In the spirit of Halloween, I want to share a ghost story. But, worry not, the tale is not a scary one. Ghosts reportedly frequenting the Historic Lund Hotel are known to be friendly.
Many people in the community believe that the hotel is haunted by at least two well-known local ghosts. One is reported to be a woman in a long, white dress, often seen dancing in the hotel saloon after hours, or checking out wares in the store. Another ghost, possibly the same woman but a few years older, is said to spend time in the banquet hall. A gentleman in a nice suit reportedly appears as a third ghost and wanders around the oldest part of the building, the original Hotel Malaspina, which was renamed Lund Hotel after it burned down in 1918.
Some people suggest the three ghosts are versions of Lund founder Fred Thulin and his first wife Vira May Palmer.
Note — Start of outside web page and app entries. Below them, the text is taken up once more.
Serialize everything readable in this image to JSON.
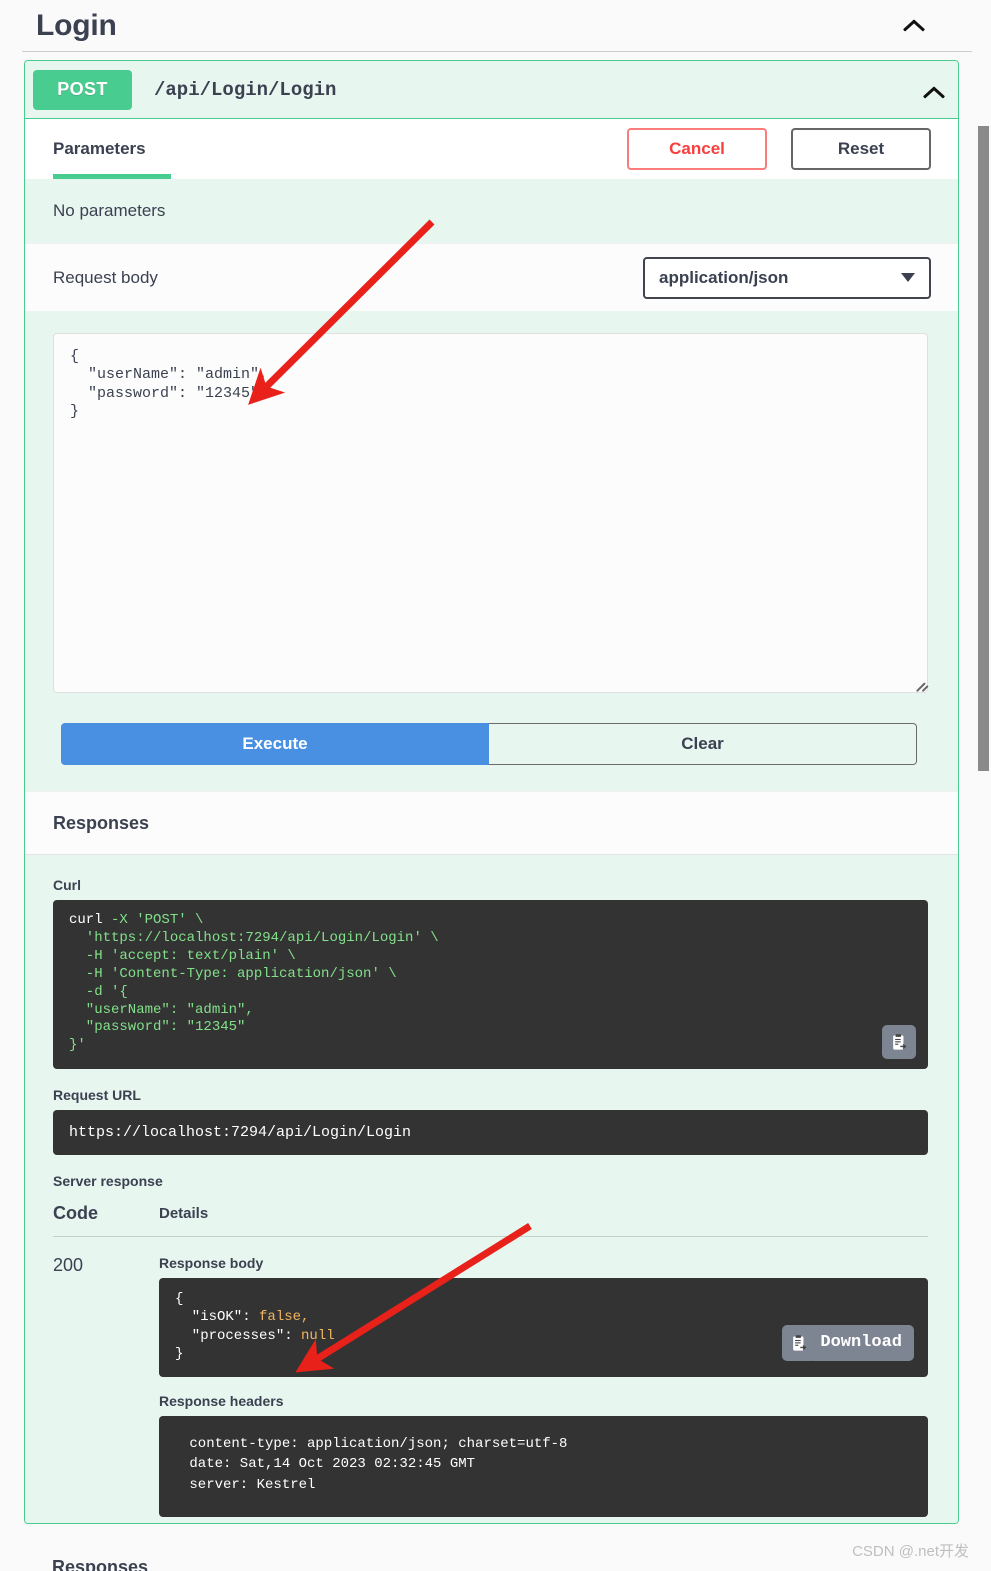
{
  "tag": {
    "title": "Login",
    "collapse_icon": "chevron-up-icon"
  },
  "operation": {
    "verb": "POST",
    "path": "/api/Login/Login",
    "collapse_icon": "chevron-up-icon"
  },
  "parameters_section": {
    "tab_label": "Parameters",
    "cancel_label": "Cancel",
    "reset_label": "Reset",
    "no_parameters_text": "No parameters",
    "request_body_label": "Request body",
    "media_type_selected": "application/json",
    "media_type_caret_icon": "chevron-down-icon",
    "request_body_value": "{\n  \"userName\": \"admin\",\n  \"password\": \"12345\"\n}"
  },
  "actions": {
    "execute_label": "Execute",
    "clear_label": "Clear"
  },
  "responses_section": {
    "heading": "Responses",
    "curl_label": "Curl",
    "curl_lines": [
      {
        "cmd": "curl",
        "rest": " -X 'POST' \\"
      },
      {
        "cmd": "",
        "rest": "  'https://localhost:7294/api/Login/Login' \\"
      },
      {
        "cmd": "",
        "rest": "  -H 'accept: text/plain' \\"
      },
      {
        "cmd": "",
        "rest": "  -H 'Content-Type: application/json' \\"
      },
      {
        "cmd": "",
        "rest": "  -d '{"
      },
      {
        "cmd": "",
        "rest": "  \"userName\": \"admin\","
      },
      {
        "cmd": "",
        "rest": "  \"password\": \"12345\""
      },
      {
        "cmd": "",
        "rest": "}'"
      }
    ],
    "curl_copy_icon": "copy-to-clipboard-icon",
    "request_url_label": "Request URL",
    "request_url_value": "https://localhost:7294/api/Login/Login",
    "server_response_label": "Server response",
    "table_headers": {
      "code": "Code",
      "details": "Details"
    },
    "response_code": "200",
    "response_body_label": "Response body",
    "response_body": {
      "open_brace": "{",
      "line1_key": "  \"isOK\": ",
      "line1_val": "false,",
      "line2_key": "  \"processes\": ",
      "line2_val": "null",
      "close_brace": "}"
    },
    "response_copy_icon": "copy-to-clipboard-icon",
    "download_label": "Download",
    "response_headers_label": "Response headers",
    "response_headers_value": " content-type: application/json; charset=utf-8 \n date: Sat,14 Oct 2023 02:32:45 GMT \n server: Kestrel ",
    "bottom_responses_heading": "Responses"
  },
  "watermark": "CSDN @.net开发",
  "colors": {
    "post_green": "#49cc90",
    "block_bg_green": "#e8f6f0",
    "execute_blue": "#4990e2",
    "cancel_red": "#f93e3e",
    "code_bg": "#333333",
    "code_green": "#82e08a",
    "code_orange": "#f3b562",
    "download_gray": "#7d8492",
    "arrow_red": "#e8211a"
  }
}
The gentleman ghost is said to appear in the lobby of the hotel, where Thulin’s picture hangs in exactly almost the same spot it has been since the hotel was built.
If it is Thulin, he seems to be a little possessive about the hotel he founded and has often been seen hovering over hotel employees while they work, as if to make sure a good job is being done. Perhaps he is just a stickler for details.
Palmer, on the other hand, seems content to be seen dancing or happily strolling the halls. Palmer also likes to leave a calling card.
Hotel employees talk about coming to work in the morning and finding coins on desks, floors and counters that they know were clear the night before. Supposedly it used to be pennies, but now that we have stopped using them, she leaves dimes, often in pairs.
The third floor, which at one time held rooms for guests, provided staff with accommodations and housed offices and a hairdressing studio, among other things, seems to be another favourite haunt for the hotel’s otherworldly residents.
Employees report hearing people walking around or running up and down the stairs even though the only stairway to that level is locked. Also, figures have been reported to be seen from the outside, standing at the dormer windows of the old rooms and holding aside the curtains to look out on life in the harbour below.
General manager Kurt Pyrch said he recently took a group of guests up there for a tour and found, you guessed it, mysterious dimes on the floor.
So, this Halloween, if you happen to be out at the end of the road, stop in and say hello to Thulin and Palmer. I’m sure they would appreciate it. You might even end up with a dime out of the deal.